Today's poem is "Cormorant"
from Becoming Bone

University of Arkansas Press

Annie Boutelle is a senior lecturer at Smith College, where she founded the Poetry Center. She was a finalist for the 1999 Walt Whitman Award from the Academy of American Poets, the 2000 Kathryn Morton Award, and the 2002 Philip Levine Prize. Her poems have appeared in a number of journals and magazines, including Poetry, the Hudson Review, the Beloit Poetry Journal, Painted Bride, and the Green Mountain Review. She is the author of Thistle and Rose: A Study of Hugh MacDiarmid's Poetry and a forthcoming poetry collection, Nest of Thistles.

Other poems by Annie Boutelle in Verse Daily:
March 1, 2004:  "Marriage Bed" "We leave them. / Mother's face wind-flushed..."

About Becoming Bone:

"Like a whaler's scrimshaw, images incised on shell and bone, Annie Boutelle's lines seem etched, indelible—a laser-like intensity transmuting the most intractable materials. In a language spare, exact, essential as necessity itself, ‘past flattering chatter, hypocrisies lush as weed on harbor rock,’ Annie Boutelle tears aside the flowery veils of feminine concealment of another age, to give voice to the inner life of an islanded soul, the nineteenth-century writer Celia Thaxter."
—Eleanor Wilner

"This is a magnificent secret history—of a time we now know very little, in spite of its closeness, and of a remarkable spirit who lived in that time and is now forgotten. The poems are stark, original, lovely, the poetic knowledge terrific. I am convinced that Annie Boutelle is Celia Thaxter; only she (Annie) will not be forgotten. Read this fine book."
—Gerald Stern

"Annie Boutelle has chosen, in a reimagining of Thaxter's own voice, to dramatize hints, silences, and the sea. White spaces surround these suggestive poems like the waves crashing around a lighthouse—or as Boutelle writes in Thaxter's persona, 'winds haul themselves, weeping, / against the flanks.' The sorrows and victories of Thaxter’s life are conveyed with sensual, sonorous richness and yet understatement.

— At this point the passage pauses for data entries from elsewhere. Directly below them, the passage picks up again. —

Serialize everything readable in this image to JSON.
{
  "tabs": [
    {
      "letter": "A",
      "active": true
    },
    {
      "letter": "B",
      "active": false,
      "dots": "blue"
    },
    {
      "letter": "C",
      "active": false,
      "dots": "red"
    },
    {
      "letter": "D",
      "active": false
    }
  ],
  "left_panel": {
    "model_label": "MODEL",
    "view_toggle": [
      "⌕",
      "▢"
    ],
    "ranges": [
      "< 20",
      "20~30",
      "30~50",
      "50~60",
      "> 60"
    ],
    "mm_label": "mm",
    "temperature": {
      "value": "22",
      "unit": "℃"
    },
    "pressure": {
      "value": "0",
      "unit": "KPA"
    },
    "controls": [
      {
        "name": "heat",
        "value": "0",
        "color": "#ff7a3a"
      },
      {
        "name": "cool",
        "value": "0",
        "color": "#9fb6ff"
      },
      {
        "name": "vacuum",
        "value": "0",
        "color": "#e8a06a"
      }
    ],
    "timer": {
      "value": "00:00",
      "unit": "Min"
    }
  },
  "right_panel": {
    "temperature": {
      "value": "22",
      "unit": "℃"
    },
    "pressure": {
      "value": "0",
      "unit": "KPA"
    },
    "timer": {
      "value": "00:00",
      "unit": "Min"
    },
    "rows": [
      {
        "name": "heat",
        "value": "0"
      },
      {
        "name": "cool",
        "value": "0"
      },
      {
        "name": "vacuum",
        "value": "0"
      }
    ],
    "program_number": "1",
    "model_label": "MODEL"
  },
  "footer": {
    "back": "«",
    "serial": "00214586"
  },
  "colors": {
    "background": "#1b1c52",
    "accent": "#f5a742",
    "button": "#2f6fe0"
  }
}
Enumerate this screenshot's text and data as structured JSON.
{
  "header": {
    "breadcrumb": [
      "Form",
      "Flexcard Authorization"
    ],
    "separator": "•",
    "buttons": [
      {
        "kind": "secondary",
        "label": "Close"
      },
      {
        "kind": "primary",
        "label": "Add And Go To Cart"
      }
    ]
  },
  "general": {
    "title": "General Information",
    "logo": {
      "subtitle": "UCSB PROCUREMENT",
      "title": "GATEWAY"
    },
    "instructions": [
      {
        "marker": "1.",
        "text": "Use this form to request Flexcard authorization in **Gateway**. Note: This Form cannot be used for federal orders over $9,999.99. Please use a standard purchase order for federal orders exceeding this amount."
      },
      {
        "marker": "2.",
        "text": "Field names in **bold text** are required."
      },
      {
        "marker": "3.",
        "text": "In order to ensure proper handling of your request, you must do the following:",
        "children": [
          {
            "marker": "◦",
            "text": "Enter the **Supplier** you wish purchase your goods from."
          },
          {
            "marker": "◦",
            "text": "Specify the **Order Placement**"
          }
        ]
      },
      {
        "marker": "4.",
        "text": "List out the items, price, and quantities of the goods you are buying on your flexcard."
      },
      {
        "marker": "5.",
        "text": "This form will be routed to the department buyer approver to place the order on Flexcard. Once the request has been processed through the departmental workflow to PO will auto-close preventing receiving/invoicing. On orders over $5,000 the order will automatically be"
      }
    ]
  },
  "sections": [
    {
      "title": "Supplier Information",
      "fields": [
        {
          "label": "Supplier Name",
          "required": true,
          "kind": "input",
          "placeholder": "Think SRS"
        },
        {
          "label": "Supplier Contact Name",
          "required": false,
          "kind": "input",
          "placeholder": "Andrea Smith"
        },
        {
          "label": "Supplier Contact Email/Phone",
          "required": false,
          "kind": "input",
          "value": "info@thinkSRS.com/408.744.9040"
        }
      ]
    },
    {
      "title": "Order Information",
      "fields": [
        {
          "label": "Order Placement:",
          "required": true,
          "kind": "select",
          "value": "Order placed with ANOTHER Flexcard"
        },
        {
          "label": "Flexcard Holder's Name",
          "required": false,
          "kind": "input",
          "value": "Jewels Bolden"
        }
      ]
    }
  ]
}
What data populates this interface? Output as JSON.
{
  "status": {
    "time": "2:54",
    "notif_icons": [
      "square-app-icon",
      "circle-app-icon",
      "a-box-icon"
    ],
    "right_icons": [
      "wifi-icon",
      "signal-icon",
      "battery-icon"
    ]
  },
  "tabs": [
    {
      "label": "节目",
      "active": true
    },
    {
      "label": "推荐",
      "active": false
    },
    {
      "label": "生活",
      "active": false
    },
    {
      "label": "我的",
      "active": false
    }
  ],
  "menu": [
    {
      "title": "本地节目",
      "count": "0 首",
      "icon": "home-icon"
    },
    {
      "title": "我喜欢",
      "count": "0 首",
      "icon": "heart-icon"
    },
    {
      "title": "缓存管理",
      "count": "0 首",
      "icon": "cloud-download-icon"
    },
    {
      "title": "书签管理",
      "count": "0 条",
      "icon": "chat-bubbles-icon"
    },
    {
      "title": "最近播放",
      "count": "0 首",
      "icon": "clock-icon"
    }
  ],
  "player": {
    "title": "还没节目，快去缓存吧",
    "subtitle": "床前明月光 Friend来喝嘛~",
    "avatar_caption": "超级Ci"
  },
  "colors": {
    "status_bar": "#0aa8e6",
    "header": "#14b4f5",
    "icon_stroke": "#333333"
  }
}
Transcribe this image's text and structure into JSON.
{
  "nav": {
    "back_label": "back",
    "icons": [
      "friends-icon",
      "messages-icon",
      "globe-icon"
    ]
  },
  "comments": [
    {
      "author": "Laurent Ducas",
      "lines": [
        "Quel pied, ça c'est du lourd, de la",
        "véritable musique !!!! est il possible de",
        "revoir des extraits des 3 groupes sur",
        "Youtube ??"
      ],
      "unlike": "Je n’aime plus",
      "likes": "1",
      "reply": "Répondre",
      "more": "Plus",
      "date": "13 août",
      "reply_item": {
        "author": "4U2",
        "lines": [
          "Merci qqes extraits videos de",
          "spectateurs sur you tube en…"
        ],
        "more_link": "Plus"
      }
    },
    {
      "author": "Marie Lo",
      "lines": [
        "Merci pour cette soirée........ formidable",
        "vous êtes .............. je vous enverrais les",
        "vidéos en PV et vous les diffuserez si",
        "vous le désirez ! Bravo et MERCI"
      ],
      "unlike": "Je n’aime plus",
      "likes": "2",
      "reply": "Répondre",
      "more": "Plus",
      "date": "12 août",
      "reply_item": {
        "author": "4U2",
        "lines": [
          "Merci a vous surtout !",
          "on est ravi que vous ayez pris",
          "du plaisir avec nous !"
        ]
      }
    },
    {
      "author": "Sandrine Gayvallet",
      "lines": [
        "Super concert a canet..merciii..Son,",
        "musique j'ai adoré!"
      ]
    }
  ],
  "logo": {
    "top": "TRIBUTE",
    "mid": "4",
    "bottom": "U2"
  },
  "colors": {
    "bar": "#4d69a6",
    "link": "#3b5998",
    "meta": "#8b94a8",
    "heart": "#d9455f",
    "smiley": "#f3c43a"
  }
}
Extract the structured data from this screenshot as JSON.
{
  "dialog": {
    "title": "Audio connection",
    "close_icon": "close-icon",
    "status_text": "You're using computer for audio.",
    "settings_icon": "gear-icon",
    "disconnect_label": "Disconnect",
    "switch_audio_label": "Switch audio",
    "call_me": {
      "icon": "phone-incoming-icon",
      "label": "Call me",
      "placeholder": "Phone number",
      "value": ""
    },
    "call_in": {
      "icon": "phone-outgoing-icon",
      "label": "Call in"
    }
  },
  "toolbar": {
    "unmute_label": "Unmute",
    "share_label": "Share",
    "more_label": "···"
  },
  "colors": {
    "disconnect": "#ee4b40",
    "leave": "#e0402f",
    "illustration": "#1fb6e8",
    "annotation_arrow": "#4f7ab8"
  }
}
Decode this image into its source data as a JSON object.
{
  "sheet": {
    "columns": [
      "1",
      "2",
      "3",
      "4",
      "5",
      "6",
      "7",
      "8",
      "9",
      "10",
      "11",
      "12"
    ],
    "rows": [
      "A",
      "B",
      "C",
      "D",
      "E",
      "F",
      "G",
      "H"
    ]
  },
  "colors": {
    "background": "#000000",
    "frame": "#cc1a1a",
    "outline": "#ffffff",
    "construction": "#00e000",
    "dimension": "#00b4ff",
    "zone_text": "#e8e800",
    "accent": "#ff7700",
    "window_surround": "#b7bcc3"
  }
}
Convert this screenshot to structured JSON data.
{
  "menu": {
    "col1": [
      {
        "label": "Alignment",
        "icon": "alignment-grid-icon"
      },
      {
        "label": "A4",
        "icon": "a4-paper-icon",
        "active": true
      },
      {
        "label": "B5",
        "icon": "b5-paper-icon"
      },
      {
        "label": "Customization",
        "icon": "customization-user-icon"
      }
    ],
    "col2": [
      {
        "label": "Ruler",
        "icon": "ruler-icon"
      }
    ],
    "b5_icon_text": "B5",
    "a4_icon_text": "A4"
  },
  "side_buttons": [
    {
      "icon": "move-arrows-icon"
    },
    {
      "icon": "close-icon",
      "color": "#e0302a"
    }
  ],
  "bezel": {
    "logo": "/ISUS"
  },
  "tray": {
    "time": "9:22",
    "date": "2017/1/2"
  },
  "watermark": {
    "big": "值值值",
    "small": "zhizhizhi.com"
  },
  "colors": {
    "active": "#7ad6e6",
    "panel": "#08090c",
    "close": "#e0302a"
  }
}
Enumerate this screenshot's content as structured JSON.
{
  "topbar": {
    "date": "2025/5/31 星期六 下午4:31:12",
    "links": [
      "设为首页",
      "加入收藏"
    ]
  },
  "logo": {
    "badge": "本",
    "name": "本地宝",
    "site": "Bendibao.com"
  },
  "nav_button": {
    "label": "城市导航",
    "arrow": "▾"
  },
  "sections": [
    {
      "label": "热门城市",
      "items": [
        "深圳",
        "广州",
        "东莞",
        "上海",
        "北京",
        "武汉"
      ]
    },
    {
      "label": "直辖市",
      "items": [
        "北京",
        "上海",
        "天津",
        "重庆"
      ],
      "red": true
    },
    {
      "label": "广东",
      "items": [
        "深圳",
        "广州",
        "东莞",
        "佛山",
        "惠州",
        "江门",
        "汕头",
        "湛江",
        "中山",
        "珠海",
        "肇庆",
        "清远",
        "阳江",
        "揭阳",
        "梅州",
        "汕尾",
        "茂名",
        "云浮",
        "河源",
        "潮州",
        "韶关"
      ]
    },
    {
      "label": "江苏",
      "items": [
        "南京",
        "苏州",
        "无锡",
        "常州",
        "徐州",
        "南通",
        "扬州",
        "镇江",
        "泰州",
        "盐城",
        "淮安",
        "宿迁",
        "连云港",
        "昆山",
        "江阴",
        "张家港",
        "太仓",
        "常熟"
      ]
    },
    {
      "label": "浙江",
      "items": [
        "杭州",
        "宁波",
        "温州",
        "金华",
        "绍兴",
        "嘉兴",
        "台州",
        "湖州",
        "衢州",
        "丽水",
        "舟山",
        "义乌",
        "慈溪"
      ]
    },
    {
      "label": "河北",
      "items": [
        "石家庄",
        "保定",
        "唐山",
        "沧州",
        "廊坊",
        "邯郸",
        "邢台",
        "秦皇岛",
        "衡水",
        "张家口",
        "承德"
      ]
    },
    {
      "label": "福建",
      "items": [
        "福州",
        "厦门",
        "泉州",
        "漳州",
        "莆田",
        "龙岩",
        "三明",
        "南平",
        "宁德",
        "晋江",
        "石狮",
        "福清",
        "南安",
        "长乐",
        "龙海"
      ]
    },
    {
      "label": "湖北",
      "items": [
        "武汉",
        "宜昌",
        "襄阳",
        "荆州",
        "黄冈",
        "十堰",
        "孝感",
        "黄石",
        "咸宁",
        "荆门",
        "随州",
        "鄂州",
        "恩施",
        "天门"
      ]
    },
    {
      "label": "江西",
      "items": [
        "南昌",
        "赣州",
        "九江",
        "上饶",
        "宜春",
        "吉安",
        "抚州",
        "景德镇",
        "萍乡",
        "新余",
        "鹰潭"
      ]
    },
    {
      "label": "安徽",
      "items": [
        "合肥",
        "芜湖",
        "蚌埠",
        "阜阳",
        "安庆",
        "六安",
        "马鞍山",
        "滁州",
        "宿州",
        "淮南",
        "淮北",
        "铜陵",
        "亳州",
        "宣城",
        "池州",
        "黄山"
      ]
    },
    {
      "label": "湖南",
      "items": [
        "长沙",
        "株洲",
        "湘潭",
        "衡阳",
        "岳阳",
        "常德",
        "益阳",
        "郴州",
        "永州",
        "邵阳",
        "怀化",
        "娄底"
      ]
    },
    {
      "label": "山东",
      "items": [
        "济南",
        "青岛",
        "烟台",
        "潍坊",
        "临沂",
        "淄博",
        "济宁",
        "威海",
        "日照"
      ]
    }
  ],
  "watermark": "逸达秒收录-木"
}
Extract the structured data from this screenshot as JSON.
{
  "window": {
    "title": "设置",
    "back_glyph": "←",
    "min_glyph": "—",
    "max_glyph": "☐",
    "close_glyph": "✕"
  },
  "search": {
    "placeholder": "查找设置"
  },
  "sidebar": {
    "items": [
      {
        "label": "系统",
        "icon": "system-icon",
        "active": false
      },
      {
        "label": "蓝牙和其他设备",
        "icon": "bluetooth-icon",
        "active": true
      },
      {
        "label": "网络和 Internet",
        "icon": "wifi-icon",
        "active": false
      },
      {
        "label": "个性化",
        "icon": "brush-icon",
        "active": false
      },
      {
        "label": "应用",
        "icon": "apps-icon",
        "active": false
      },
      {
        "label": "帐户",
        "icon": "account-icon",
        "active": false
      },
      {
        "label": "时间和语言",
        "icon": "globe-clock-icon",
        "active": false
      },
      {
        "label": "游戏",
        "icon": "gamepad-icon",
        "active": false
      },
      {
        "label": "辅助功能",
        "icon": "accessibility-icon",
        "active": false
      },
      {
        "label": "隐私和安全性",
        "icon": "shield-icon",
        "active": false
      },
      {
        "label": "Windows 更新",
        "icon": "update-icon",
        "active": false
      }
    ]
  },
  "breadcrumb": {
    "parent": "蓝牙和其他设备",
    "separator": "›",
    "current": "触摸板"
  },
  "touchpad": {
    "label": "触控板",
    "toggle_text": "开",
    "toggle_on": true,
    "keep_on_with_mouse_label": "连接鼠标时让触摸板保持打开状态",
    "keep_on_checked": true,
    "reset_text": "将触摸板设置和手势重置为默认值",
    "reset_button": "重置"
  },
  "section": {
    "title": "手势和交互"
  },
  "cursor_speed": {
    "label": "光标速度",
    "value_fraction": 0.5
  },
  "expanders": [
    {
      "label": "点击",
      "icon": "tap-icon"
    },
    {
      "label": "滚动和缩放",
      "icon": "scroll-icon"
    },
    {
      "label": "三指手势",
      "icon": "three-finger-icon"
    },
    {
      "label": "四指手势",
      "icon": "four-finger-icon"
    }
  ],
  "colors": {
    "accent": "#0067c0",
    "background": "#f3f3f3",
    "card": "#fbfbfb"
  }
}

To the very few effective poems about childbirth I know, I would add Boutelle's three brief, intense poems here about the birth of each of Thaxter's children. After the death of her husband, she is pictured 'wrapped // in mourning, a thick black / speck on an unwritten page.' And yet, if much of her inner life—like that of so many women (some of them writers)—went unwritten for a time, Becoming Bone has redressed the blankness with empathy, depth, and a keen intelligence."
—Mary Jo Salter

Support Verse Daily
Sponsor Verse Daily!

Home  Archives   Web Monthly Features  About Verse Daily   FAQs  Submit to Verse Daily   Publications Noted & Received  

Copyright © 2002, 2003, 2004, 2005 Verse Daily All Rights Reserved